Reproduce the entries so that every line matches the original exactly.

··· MATERIAL TO PROCESS

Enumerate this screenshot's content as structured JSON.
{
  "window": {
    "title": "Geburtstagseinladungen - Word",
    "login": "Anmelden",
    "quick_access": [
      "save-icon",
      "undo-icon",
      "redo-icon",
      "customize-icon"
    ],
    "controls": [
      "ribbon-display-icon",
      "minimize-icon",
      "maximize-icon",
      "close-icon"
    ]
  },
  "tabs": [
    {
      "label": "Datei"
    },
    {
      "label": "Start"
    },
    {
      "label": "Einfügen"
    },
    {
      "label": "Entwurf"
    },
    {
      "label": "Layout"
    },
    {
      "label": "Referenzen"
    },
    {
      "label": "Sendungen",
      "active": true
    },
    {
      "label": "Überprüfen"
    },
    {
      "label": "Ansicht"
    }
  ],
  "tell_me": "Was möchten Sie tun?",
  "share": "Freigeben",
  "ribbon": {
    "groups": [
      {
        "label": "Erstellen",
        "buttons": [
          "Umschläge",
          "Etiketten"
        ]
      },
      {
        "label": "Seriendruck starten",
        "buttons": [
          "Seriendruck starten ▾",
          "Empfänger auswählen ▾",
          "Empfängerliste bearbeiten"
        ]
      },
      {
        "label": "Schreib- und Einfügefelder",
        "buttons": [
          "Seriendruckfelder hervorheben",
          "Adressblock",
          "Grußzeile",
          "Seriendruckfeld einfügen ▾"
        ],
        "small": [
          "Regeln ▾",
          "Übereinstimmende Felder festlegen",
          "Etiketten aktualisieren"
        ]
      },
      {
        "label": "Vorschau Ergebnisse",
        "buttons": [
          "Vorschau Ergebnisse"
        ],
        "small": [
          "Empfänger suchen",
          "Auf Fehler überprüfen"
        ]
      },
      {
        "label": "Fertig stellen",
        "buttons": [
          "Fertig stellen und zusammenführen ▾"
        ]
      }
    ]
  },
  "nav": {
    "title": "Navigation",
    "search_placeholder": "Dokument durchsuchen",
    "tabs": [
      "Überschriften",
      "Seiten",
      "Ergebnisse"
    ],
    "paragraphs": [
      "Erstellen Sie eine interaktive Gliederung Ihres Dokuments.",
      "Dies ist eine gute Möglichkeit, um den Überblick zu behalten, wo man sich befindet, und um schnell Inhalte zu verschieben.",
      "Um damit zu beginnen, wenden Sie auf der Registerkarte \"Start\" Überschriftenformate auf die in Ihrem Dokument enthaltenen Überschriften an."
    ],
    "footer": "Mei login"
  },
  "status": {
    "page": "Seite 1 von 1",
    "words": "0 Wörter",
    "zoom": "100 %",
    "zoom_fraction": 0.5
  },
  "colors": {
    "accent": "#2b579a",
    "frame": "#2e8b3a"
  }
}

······

→ OUTPUT FOR THIS TASK
Enumerate this screenshot's content as structured JSON.
{
  "window": {
    "title": "Geburtstagseinladungen - Word",
    "login": "Anmelden",
    "quick_access": [
      "save-icon",
      "undo-icon",
      "redo-icon",
      "customize-icon"
    ],
    "controls": [
      "ribbon-display-icon",
      "minimize-icon",
      "maximize-icon",
      "close-icon"
    ]
  },
  "tabs": [
    {
      "label": "Datei"
    },
    {
      "label": "Start"
    },
    {
      "label": "Einfügen"
    },
    {
      "label": "Entwurf"
    },
    {
      "label": "Layout"
    },
    {
      "label": "Referenzen"
    },
    {
      "label": "Sendungen",
      "active": true
    },
    {
      "label": "Überprüfen"
    },
    {
      "label": "Ansicht"
    }
  ],
  "tell_me": "Was möchten Sie tun?",
  "share": "Freigeben",
  "ribbon": {
    "groups": [
      {
        "label": "Erstellen",
        "buttons": [
          "Umschläge",
          "Etiketten"
        ]
      },
      {
        "label": "Seriendruck starten",
        "buttons": [
          "Seriendruck starten ▾",
          "Empfänger auswählen ▾",
          "Empfängerliste bearbeiten"
        ]
      },
      {
        "label": "Schreib- und Einfügefelder",
        "buttons": [
          "Seriendruckfelder hervorheben",
          "Adressblock",
          "Grußzeile",
          "Seriendruckfeld einfügen ▾"
        ],
        "small": [
          "Regeln ▾",
          "Übereinstimmende Felder festlegen",
          "Etiketten aktualisieren"
        ]
      },
      {
        "label": "Vorschau Ergebnisse",
        "buttons": [
          "Vorschau Ergebnisse"
        ],
        "small": [
          "Empfänger suchen",
          "Auf Fehler überprüfen"
        ]
      },
      {
        "label": "Fertig stellen",
        "buttons": [
          "Fertig stellen und zusammenführen ▾"
        ]
      }
    ]
  },
  "nav": {
    "title": "Navigation",
    "search_placeholder": "Dokument durchsuchen",
    "tabs": [
      "Überschriften",
      "Seiten",
      "Ergebnisse"
    ],
    "paragraphs": [
      "Erstellen Sie eine interaktive Gliederung Ihres Dokuments.",
      "Dies ist eine gute Möglichkeit, um den Überblick zu behalten, wo man sich befindet, und um schnell Inhalte zu verschieben.",
      "Um damit zu beginnen, wenden Sie auf der Registerkarte \"Start\" Überschriftenformate auf die in Ihrem Dokument enthaltenen Überschriften an."
    ],
    "footer": "Mei login"
  },
  "status": {
    "page": "Seite 1 von 1",
    "words": "0 Wörter",
    "zoom": "100 %",
    "zoom_fraction": 0.5
  },
  "colors": {
    "accent": "#2b579a",
    "frame": "#2e8b3a"
  }
}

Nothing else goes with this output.